* **INSTRUCTIONS FOR THE TASK**
Below are the records; they must be reproduced verbatim.

* **DATA RECORDS**
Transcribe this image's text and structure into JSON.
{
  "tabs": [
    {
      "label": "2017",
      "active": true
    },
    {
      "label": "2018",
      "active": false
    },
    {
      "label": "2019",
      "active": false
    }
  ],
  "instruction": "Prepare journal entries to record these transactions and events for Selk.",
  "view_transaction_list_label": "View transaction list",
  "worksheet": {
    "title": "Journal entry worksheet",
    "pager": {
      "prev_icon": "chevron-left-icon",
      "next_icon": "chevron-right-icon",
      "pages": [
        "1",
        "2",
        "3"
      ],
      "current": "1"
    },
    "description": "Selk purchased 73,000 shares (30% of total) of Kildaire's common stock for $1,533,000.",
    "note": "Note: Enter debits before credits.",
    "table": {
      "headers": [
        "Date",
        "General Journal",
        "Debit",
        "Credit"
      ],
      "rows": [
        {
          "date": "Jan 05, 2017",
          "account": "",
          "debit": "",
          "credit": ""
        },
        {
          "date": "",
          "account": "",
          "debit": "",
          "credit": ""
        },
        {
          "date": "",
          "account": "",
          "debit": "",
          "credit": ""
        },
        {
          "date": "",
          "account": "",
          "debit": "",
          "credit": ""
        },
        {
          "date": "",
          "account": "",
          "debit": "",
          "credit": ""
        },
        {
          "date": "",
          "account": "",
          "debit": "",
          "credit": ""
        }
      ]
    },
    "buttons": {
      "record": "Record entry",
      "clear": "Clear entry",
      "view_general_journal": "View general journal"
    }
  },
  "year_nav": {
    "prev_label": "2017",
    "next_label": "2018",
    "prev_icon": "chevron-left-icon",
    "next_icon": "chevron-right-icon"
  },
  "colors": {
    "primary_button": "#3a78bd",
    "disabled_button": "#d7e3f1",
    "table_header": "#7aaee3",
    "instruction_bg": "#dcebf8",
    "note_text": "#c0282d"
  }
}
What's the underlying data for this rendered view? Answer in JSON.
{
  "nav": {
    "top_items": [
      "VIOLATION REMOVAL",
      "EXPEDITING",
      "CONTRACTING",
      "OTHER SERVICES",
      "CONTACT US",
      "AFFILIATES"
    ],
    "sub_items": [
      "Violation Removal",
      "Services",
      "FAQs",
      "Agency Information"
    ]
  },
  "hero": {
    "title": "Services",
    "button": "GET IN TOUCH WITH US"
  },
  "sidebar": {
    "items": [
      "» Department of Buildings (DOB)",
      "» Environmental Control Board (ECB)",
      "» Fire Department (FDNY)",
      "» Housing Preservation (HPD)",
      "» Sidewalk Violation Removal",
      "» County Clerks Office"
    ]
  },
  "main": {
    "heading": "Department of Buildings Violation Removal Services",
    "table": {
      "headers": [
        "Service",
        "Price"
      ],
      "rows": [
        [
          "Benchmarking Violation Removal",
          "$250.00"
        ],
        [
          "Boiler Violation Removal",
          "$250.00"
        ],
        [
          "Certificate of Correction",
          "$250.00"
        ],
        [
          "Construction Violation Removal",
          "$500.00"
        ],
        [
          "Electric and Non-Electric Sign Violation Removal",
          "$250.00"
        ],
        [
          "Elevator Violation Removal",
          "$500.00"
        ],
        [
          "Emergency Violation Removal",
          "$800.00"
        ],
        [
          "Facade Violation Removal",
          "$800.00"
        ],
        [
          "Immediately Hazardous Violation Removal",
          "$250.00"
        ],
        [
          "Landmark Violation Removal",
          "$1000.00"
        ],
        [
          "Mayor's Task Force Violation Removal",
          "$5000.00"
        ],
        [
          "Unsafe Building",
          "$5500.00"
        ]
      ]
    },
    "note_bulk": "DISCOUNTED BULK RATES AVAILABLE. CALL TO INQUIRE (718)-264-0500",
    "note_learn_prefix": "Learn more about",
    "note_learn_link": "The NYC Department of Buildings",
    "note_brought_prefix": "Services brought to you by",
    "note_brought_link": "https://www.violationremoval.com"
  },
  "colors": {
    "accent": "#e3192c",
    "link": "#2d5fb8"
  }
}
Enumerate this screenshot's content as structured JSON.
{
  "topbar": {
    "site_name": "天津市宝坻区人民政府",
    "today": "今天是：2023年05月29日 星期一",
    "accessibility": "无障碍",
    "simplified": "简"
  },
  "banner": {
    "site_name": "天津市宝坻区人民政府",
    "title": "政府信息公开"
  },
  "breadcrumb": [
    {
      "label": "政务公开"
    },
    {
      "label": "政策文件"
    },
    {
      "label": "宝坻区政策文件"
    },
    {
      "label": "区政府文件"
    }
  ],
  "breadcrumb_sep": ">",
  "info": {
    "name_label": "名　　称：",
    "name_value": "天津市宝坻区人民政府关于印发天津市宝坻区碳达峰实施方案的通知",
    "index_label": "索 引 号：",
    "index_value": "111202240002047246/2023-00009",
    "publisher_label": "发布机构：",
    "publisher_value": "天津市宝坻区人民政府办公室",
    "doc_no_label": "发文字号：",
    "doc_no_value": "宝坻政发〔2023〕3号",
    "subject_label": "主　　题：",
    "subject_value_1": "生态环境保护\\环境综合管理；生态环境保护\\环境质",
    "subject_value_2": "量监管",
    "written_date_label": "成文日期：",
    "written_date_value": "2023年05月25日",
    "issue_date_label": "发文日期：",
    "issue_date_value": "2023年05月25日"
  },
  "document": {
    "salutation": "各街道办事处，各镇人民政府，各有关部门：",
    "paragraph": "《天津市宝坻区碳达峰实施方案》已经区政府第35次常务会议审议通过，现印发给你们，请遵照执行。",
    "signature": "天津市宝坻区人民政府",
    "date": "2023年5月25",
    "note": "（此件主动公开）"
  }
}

* **OUTPUT BELOW**
Transcribe this image's text and structure into JSON.
{
  "tabs": [
    {
      "label": "2017",
      "active": true
    },
    {
      "label": "2018",
      "active": false
    },
    {
      "label": "2019",
      "active": false
    }
  ],
  "instruction": "Prepare journal entries to record these transactions and events for Selk.",
  "view_transaction_list_label": "View transaction list",
  "worksheet": {
    "title": "Journal entry worksheet",
    "pager": {
      "prev_icon": "chevron-left-icon",
      "next_icon": "chevron-right-icon",
      "pages": [
        "1",
        "2",
        "3"
      ],
      "current": "1"
    },
    "description": "Selk purchased 73,000 shares (30% of total) of Kildaire's common stock for $1,533,000.",
    "note": "Note: Enter debits before credits.",
    "table": {
      "headers": [
        "Date",
        "General Journal",
        "Debit",
        "Credit"
      ],
      "rows": [
        {
          "date": "Jan 05, 2017",
          "account": "",
          "debit": "",
          "credit": ""
        },
        {
          "date": "",
          "account": "",
          "debit": "",
          "credit": ""
        },
        {
          "date": "",
          "account": "",
          "debit": "",
          "credit": ""
        },
        {
          "date": "",
          "account": "",
          "debit": "",
          "credit": ""
        },
        {
          "date": "",
          "account": "",
          "debit": "",
          "credit": ""
        },
        {
          "date": "",
          "account": "",
          "debit": "",
          "credit": ""
        }
      ]
    },
    "buttons": {
      "record": "Record entry",
      "clear": "Clear entry",
      "view_general_journal": "View general journal"
    }
  },
  "year_nav": {
    "prev_label": "2017",
    "next_label": "2018",
    "prev_icon": "chevron-left-icon",
    "next_icon": "chevron-right-icon"
  },
  "colors": {
    "primary_button": "#3a78bd",
    "disabled_button": "#d7e3f1",
    "table_header": "#7aaee3",
    "instruction_bg": "#dcebf8",
    "note_text": "#c0282d"
  }
}
What's the underlying data for this rendered view? Answer in JSON.
{
  "nav": {
    "top_items": [
      "VIOLATION REMOVAL",
      "EXPEDITING",
      "CONTRACTING",
      "OTHER SERVICES",
      "CONTACT US",
      "AFFILIATES"
    ],
    "sub_items": [
      "Violation Removal",
      "Services",
      "FAQs",
      "Agency Information"
    ]
  },
  "hero": {
    "title": "Services",
    "button": "GET IN TOUCH WITH US"
  },
  "sidebar": {
    "items": [
      "» Department of Buildings (DOB)",
      "» Environmental Control Board (ECB)",
      "» Fire Department (FDNY)",
      "» Housing Preservation (HPD)",
      "» Sidewalk Violation Removal",
      "» County Clerks Office"
    ]
  },
  "main": {
    "heading": "Department of Buildings Violation Removal Services",
    "table": {
      "headers": [
        "Service",
        "Price"
      ],
      "rows": [
        [
          "Benchmarking Violation Removal",
          "$250.00"
        ],
        [
          "Boiler Violation Removal",
          "$250.00"
        ],
        [
          "Certificate of Correction",
          "$250.00"
        ],
        [
          "Construction Violation Removal",
          "$500.00"
        ],
        [
          "Electric and Non-Electric Sign Violation Removal",
          "$250.00"
        ],
        [
          "Elevator Violation Removal",
          "$500.00"
        ],
        [
          "Emergency Violation Removal",
          "$800.00"
        ],
        [
          "Facade Violation Removal",
          "$800.00"
        ],
        [
          "Immediately Hazardous Violation Removal",
          "$250.00"
        ],
        [
          "Landmark Violation Removal",
          "$1000.00"
        ],
        [
          "Mayor's Task Force Violation Removal",
          "$5000.00"
        ],
        [
          "Unsafe Building",
          "$5500.00"
        ]
      ]
    },
    "note_bulk": "DISCOUNTED BULK RATES AVAILABLE. CALL TO INQUIRE (718)-264-0500",
    "note_learn_prefix": "Learn more about",
    "note_learn_link": "The NYC Department of Buildings",
    "note_brought_prefix": "Services brought to you by",
    "note_brought_link": "https://www.violationremoval.com"
  },
  "colors": {
    "accent": "#e3192c",
    "link": "#2d5fb8"
  }
}
Enumerate this screenshot's content as structured JSON.
{
  "topbar": {
    "site_name": "天津市宝坻区人民政府",
    "today": "今天是：2023年05月29日 星期一",
    "accessibility": "无障碍",
    "simplified": "简"
  },
  "banner": {
    "site_name": "天津市宝坻区人民政府",
    "title": "政府信息公开"
  },
  "breadcrumb": [
    {
      "label": "政务公开"
    },
    {
      "label": "政策文件"
    },
    {
      "label": "宝坻区政策文件"
    },
    {
      "label": "区政府文件"
    }
  ],
  "breadcrumb_sep": ">",
  "info": {
    "name_label": "名　　称：",
    "name_value": "天津市宝坻区人民政府关于印发天津市宝坻区碳达峰实施方案的通知",
    "index_label": "索 引 号：",
    "index_value": "111202240002047246/2023-00009",
    "publisher_label": "发布机构：",
    "publisher_value": "天津市宝坻区人民政府办公室",
    "doc_no_label": "发文字号：",
    "doc_no_value": "宝坻政发〔2023〕3号",
    "subject_label": "主　　题：",
    "subject_value_1": "生态环境保护\\环境综合管理；生态环境保护\\环境质",
    "subject_value_2": "量监管",
    "written_date_label": "成文日期：",
    "written_date_value": "2023年05月25日",
    "issue_date_label": "发文日期：",
    "issue_date_value": "2023年05月25日"
  },
  "document": {
    "salutation": "各街道办事处，各镇人民政府，各有关部门：",
    "paragraph": "《天津市宝坻区碳达峰实施方案》已经区政府第35次常务会议审议通过，现印发给你们，请遵照执行。",
    "signature": "天津市宝坻区人民政府",
    "date": "2023年5月25",
    "note": "（此件主动公开）"
  }
}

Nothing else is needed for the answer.